Five key questions come to mind when developing justifications for your pricing:

  • How comprehensive is your deliverable?
  • Whom are you serving?
  • How are your clients and services different from other firms in your market?
  • Which typical implementation vehicles do you use (index funds, private equity ETFs, stocks and bonds)?
  • What do your clients value?

There obviously is a linkage between the first and second questions. For example, if you are not serving wealthy people, it would not be appropriate to characterize your business as a wealth management business. You may be more of a financial planning firm that provides investment management and risk management solutions. On the other hand, if you are serving individuals with more complex needs and more assets at risk, you may delve deeper into special issues, trusts, business succession, estate planning, tax planning, and alternative investments. To a large degree, the nature of the client and scale of the service offering influences your value, and the sophistication of your offering and your clients can dictate how much confidence you have in asking for your level of fees.

Recently, I was talking to a wirehouse broker who was contemplating breaking away to the independent world. He was frustrated over having just lost a long-time client who sold his company for $15 million and then picked an RIA to advise him. The broker said, “I don’t understand it. My fees were about a third of what that other advisor was charging.” The mistake he made in sizing up the competition was thinking that the client only sought money management. It turns out the RIA was in fact a wealth management firm that went into greater depth with the client about a variety of complex issues, including wealth transfer, asset protection, special needs, and investment management. Ultimately, the client chose service over price.

Price is only one of many factors that clients consider. Ideally, clients choose the advisor based on the various factors that differentiate them from the competition. When one is a money manager, performance more than cost will be the distinguishing characteristic. When one is a financial planner, attention, patience, and reasonable price may help to differentiate.

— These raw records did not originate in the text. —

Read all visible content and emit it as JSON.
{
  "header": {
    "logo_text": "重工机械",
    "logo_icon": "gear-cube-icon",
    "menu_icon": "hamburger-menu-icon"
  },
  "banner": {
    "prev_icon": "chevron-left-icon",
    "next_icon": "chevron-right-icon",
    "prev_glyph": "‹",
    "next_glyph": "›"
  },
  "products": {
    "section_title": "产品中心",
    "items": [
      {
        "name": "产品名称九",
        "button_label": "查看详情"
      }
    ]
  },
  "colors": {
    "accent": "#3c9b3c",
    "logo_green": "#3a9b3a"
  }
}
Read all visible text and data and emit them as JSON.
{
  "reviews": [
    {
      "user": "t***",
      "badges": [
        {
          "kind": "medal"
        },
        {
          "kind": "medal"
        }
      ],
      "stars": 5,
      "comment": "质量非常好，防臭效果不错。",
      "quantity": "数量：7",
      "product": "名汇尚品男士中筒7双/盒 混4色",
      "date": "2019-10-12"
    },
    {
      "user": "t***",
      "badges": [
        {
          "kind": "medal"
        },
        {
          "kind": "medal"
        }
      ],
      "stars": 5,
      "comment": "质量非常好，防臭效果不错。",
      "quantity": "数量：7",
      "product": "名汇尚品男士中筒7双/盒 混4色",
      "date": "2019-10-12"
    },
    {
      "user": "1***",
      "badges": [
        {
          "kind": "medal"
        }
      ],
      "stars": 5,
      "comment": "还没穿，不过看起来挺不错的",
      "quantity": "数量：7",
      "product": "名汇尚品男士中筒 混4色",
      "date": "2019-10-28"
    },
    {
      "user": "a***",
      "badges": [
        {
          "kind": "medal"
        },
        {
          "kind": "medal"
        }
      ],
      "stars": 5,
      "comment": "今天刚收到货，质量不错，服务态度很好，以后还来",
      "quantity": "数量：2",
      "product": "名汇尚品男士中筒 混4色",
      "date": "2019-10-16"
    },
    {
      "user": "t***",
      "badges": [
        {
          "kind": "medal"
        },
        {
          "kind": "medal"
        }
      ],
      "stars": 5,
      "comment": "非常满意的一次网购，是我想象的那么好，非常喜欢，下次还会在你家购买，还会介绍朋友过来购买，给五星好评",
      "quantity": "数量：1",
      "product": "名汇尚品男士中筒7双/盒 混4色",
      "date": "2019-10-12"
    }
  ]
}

When one is a wealth manager, sophistication, depth, access to alternative solutions, and a comprehensive, holistic approach may compel clients to select your firm. No strategy is wrong, but obviously it’s important to align your pricing with your positioning and your deliverable.

When you are compensated by commissions or even asset management fees, it is somewhat easier to bury the costs to the client since they are charged to their investment portfolio. When one moves to project, hourly, and retainer fees–especially the latter–advisors must be consistent and clear in how they demonstrate their value, because these will need to be negotiated and agreed to each year.

Firms of the future that are serving $1-million-plus clients will likely see a combination of fee structures with one charge for planning, another for monitoring and managing, and a third for execution. Many advisors who use a combination of performance fees tied to assets and a retainer tied to more complex planning are able to consistently demonstrate their value, and minimize their clients’ focus on investment performance as the only standard of evaluation.

Mark Tibergien is a nationally recognized specialist in practice management for financial services firms, and partner-in-charge of the Securities & Insurance Niche for Moss Adams LLP, the 10th largest CPA firm in the U.S. You can reach him at [email protected]